Krumpholz, Karl Christian – The Lighthouse in the City Volume 5


The Lighthouse in the City Volume 5
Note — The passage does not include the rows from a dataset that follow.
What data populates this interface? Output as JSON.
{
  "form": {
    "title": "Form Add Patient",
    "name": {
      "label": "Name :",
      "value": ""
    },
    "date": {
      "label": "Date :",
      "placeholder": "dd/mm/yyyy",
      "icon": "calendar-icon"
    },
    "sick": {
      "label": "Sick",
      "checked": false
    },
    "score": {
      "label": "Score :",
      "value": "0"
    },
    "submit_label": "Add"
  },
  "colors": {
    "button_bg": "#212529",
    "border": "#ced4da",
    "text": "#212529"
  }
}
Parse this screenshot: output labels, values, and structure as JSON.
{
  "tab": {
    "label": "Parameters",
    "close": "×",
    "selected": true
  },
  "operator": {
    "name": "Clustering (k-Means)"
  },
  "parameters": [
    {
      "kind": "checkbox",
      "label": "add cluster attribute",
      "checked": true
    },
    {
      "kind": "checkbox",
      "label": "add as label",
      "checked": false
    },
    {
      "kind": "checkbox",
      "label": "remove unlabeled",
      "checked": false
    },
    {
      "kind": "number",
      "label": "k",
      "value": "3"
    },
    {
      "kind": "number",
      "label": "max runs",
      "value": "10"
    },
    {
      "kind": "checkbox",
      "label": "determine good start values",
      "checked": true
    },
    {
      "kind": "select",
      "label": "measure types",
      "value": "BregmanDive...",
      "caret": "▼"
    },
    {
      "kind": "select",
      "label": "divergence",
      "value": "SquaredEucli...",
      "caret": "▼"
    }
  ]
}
I’m going to get a bit nitpicky here at the start, so if you don’t want to read it, just skip ahead a few lines. Or if you don’t even want to be bothered doing that, I thoroughly enjoyed this, so take that information and go about your day. See that “Volume 5” up there? Yeah, I did that. It’s not listed on the cover, on the spine, not even on the inside with the title. But this IS the fifth volume, and since this is a collection of daily strips, that seems relevant if you were looking for the whole journey. Even worse, I don’t know if you can even get all the volumes. The first volume is listed through Birdcage Bottom Books, the fifth through Kilgore, but as for everything in the middle, a quick Google search has failed me. Maybe the thinking is that only obsessives read small press comics, so those types of folks would research before buying. It might even be correct! It just strikes me as odd, as a needless way to confuse people. See all that complaining? Didn’t mention the quality of the book even one time, did I? That’s because it’s delightful, right around the best of the daily strips I’ve seen. That’s for a simple reason: Karl doesn’t force it. This might seem basic, but some people who do daily strips seem like they’re performing at times, or pushing for something funny and/or insightful when the truth is that they don’t have much to say on that particular day. And that’s fine! Karl’s solution is given away a bit on that cover, as he has no problem silently narrating a small happening from the day, or the absolute lack of anything happening. He’s also not boxed in by the same format (generally four panels, single page with these sorts of things), as some strips are a few pages, some are a single panel, some are all over the place. Flipping through this book before I started reading it I assumed it was a regular graphic novel (this is also where the lack of numbering failed me) just from the wildly different looks of the pages. Anyway, finally, this book covers the period from January through March 2021, which is less than a year ago as I’m writing this. Some shit went down during this period, to put it mildly, but since everybody reading this went through it too, I won’t go through it again. It’s an engaging collection, with funny and sad strips (and everything in between), and it makes me want to scour the internet to find those missing volumes. Give it a shot, and yes, that’s especially for people who are sick of the daily diary strip format. This proves that it still can be done well with a little ingenuity. $12